Top 5 Ways You can Help Water Quality in Our Lakes The path toward clean lakes is a shared journey where we all have a role to play. If everyone takes small actions at home, we can create a big impact for our lakes, and countless other environmental causes. Here are five great ways to help the lakes:

1. Plant Native & Diverse Vegetation: Deep-rooted native plants and trees help absorb water and hold topsoil in place during rain events.

2. Create a rain garden: Not only will rain gardens capture stormwater runoff and beautify your property, they also provide biodiversity that helps butterflies and bees survive.

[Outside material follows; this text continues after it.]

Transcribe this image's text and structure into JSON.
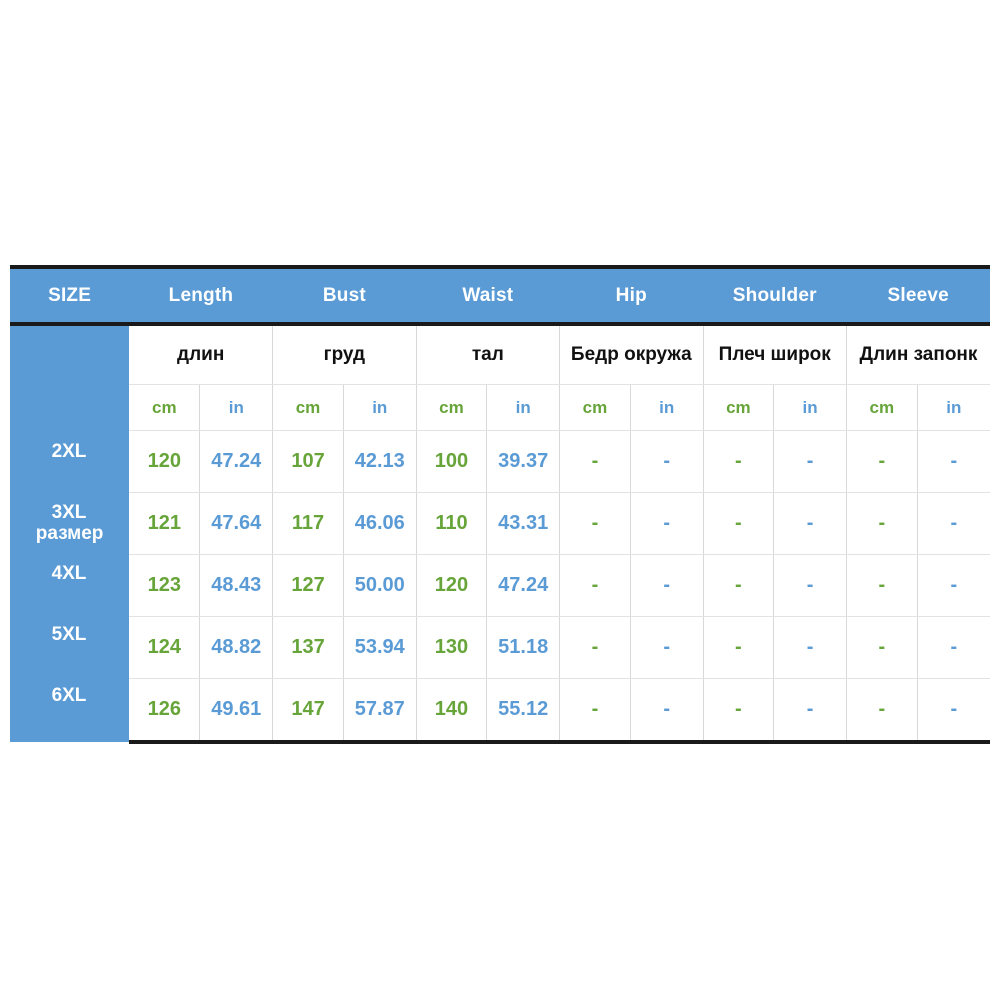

3. Redirect downspouts: This simple action allows you to redirect rainwater to your lawn or garden, while also reducing the amount of stormwater that goes to streets and directly into the lakes via storm sewers.

4. Install a rain barrel: By capturing rainwater from your roof, rain barrels reduce the amount of stormwater runoff that reaches the lakes.

5. Rake for leaf-free streets: Raking leaves from the street edge (three feet from the curb) and onto lawns will help fertilize the grass and reduce cyanobacteria (blue-green algae) blooms in our lakes.

To help the City prioritize different flood projects and studies, please report any flooding you’ve experienced at: www.cityofmadison.com/reportflooding

Many people already reported flooding they experienced, and we have some records of past flooding. This helped us to identify which watersheds we prioritized studying in 2019 when the program began.

Project Manager: Phil Gaebler, Pgaebler@cityofmadison.com
Public Information Officer: Hannah Mohelnitzky, hmohelnitzky@cityofmadison.com

Project Webpage: www.cityofmadison.com/WingraWestWatershed